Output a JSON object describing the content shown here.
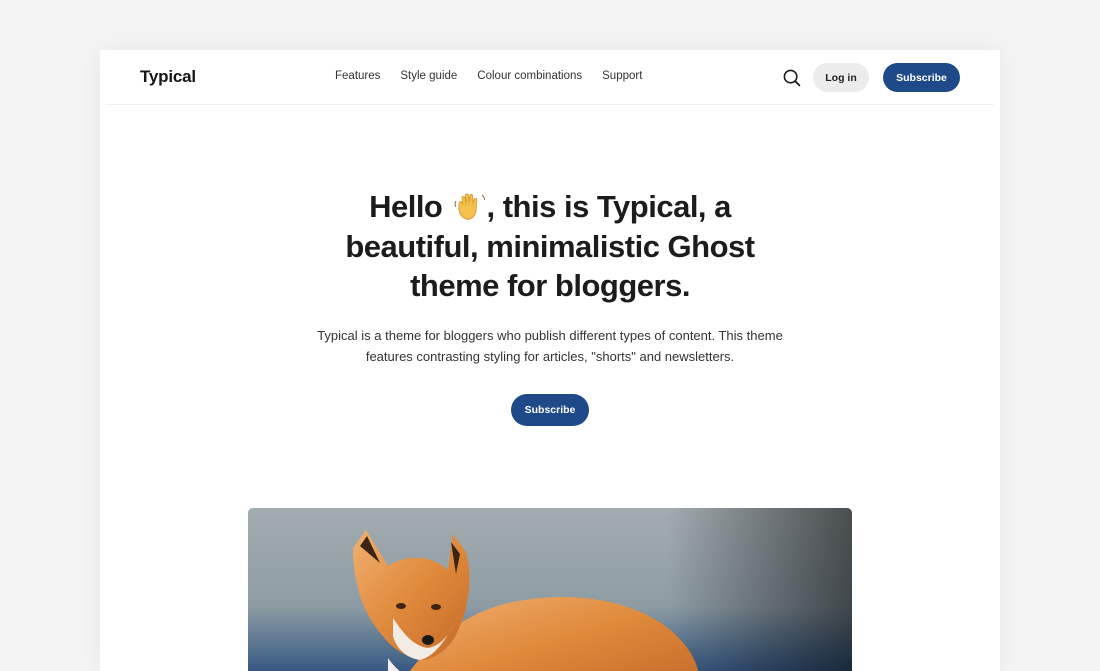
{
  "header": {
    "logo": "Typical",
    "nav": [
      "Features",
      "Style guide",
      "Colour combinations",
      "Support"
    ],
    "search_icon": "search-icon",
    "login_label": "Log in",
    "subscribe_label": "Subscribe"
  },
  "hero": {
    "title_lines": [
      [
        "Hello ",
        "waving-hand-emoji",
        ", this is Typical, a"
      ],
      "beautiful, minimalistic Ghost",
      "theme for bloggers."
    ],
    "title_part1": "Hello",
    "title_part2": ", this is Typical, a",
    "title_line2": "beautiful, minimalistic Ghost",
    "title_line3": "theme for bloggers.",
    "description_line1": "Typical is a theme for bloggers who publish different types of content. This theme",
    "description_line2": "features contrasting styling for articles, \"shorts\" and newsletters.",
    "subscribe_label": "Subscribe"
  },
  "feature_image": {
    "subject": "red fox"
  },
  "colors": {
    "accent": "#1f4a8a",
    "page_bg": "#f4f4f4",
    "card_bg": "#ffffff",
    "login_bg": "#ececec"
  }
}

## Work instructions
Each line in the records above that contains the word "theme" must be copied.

## Output below
      "theme for bloggers."
    "title_line3": "theme for bloggers.",
    "description_line1": "Typical is a theme for bloggers who publish different types of content. This theme",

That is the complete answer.